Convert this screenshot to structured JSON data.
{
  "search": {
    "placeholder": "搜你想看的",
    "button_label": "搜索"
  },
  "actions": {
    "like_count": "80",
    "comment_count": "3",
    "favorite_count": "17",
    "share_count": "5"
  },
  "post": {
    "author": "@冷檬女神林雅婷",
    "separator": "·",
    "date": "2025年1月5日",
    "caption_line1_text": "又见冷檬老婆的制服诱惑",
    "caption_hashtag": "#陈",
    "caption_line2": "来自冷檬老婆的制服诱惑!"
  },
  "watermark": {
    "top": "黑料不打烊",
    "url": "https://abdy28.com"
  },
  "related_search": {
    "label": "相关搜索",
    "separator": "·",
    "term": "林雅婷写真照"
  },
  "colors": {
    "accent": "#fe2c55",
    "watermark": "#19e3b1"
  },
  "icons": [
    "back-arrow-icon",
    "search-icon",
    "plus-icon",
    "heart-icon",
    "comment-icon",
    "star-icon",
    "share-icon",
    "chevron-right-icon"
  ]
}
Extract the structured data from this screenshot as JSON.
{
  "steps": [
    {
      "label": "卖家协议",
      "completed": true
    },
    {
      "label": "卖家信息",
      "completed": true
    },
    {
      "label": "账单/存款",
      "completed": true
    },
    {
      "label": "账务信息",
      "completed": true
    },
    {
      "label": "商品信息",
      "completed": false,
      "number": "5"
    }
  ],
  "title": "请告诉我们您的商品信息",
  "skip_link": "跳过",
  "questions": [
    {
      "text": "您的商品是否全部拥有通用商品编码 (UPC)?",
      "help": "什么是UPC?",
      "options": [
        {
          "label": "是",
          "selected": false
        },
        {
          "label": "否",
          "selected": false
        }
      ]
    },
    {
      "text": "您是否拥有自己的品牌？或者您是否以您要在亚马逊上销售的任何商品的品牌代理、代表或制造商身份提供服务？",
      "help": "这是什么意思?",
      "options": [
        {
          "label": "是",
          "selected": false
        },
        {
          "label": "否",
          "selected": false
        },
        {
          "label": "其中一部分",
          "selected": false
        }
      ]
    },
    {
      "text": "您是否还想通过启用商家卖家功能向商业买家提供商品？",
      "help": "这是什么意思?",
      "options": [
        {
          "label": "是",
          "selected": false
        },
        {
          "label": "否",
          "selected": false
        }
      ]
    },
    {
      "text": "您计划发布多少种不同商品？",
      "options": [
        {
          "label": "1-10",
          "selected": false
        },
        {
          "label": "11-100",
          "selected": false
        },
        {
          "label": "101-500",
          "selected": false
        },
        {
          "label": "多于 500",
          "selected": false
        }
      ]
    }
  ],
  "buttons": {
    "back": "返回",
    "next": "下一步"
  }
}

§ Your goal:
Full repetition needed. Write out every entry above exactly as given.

§ Result of the task:
Convert this screenshot to structured JSON data.
{
  "search": {
    "placeholder": "搜你想看的",
    "button_label": "搜索"
  },
  "actions": {
    "like_count": "80",
    "comment_count": "3",
    "favorite_count": "17",
    "share_count": "5"
  },
  "post": {
    "author": "@冷檬女神林雅婷",
    "separator": "·",
    "date": "2025年1月5日",
    "caption_line1_text": "又见冷檬老婆的制服诱惑",
    "caption_hashtag": "#陈",
    "caption_line2": "来自冷檬老婆的制服诱惑!"
  },
  "watermark": {
    "top": "黑料不打烊",
    "url": "https://abdy28.com"
  },
  "related_search": {
    "label": "相关搜索",
    "separator": "·",
    "term": "林雅婷写真照"
  },
  "colors": {
    "accent": "#fe2c55",
    "watermark": "#19e3b1"
  },
  "icons": [
    "back-arrow-icon",
    "search-icon",
    "plus-icon",
    "heart-icon",
    "comment-icon",
    "star-icon",
    "share-icon",
    "chevron-right-icon"
  ]
}
Extract the structured data from this screenshot as JSON.
{
  "steps": [
    {
      "label": "卖家协议",
      "completed": true
    },
    {
      "label": "卖家信息",
      "completed": true
    },
    {
      "label": "账单/存款",
      "completed": true
    },
    {
      "label": "账务信息",
      "completed": true
    },
    {
      "label": "商品信息",
      "completed": false,
      "number": "5"
    }
  ],
  "title": "请告诉我们您的商品信息",
  "skip_link": "跳过",
  "questions": [
    {
      "text": "您的商品是否全部拥有通用商品编码 (UPC)?",
      "help": "什么是UPC?",
      "options": [
        {
          "label": "是",
          "selected": false
        },
        {
          "label": "否",
          "selected": false
        }
      ]
    },
    {
      "text": "您是否拥有自己的品牌？或者您是否以您要在亚马逊上销售的任何商品的品牌代理、代表或制造商身份提供服务？",
      "help": "这是什么意思?",
      "options": [
        {
          "label": "是",
          "selected": false
        },
        {
          "label": "否",
          "selected": false
        },
        {
          "label": "其中一部分",
          "selected": false
        }
      ]
    },
    {
      "text": "您是否还想通过启用商家卖家功能向商业买家提供商品？",
      "help": "这是什么意思?",
      "options": [
        {
          "label": "是",
          "selected": false
        },
        {
          "label": "否",
          "selected": false
        }
      ]
    },
    {
      "text": "您计划发布多少种不同商品？",
      "options": [
        {
          "label": "1-10",
          "selected": false
        },
        {
          "label": "11-100",
          "selected": false
        },
        {
          "label": "101-500",
          "selected": false
        },
        {
          "label": "多于 500",
          "selected": false
        }
      ]
    }
  ],
  "buttons": {
    "back": "返回",
    "next": "下一步"
  }
}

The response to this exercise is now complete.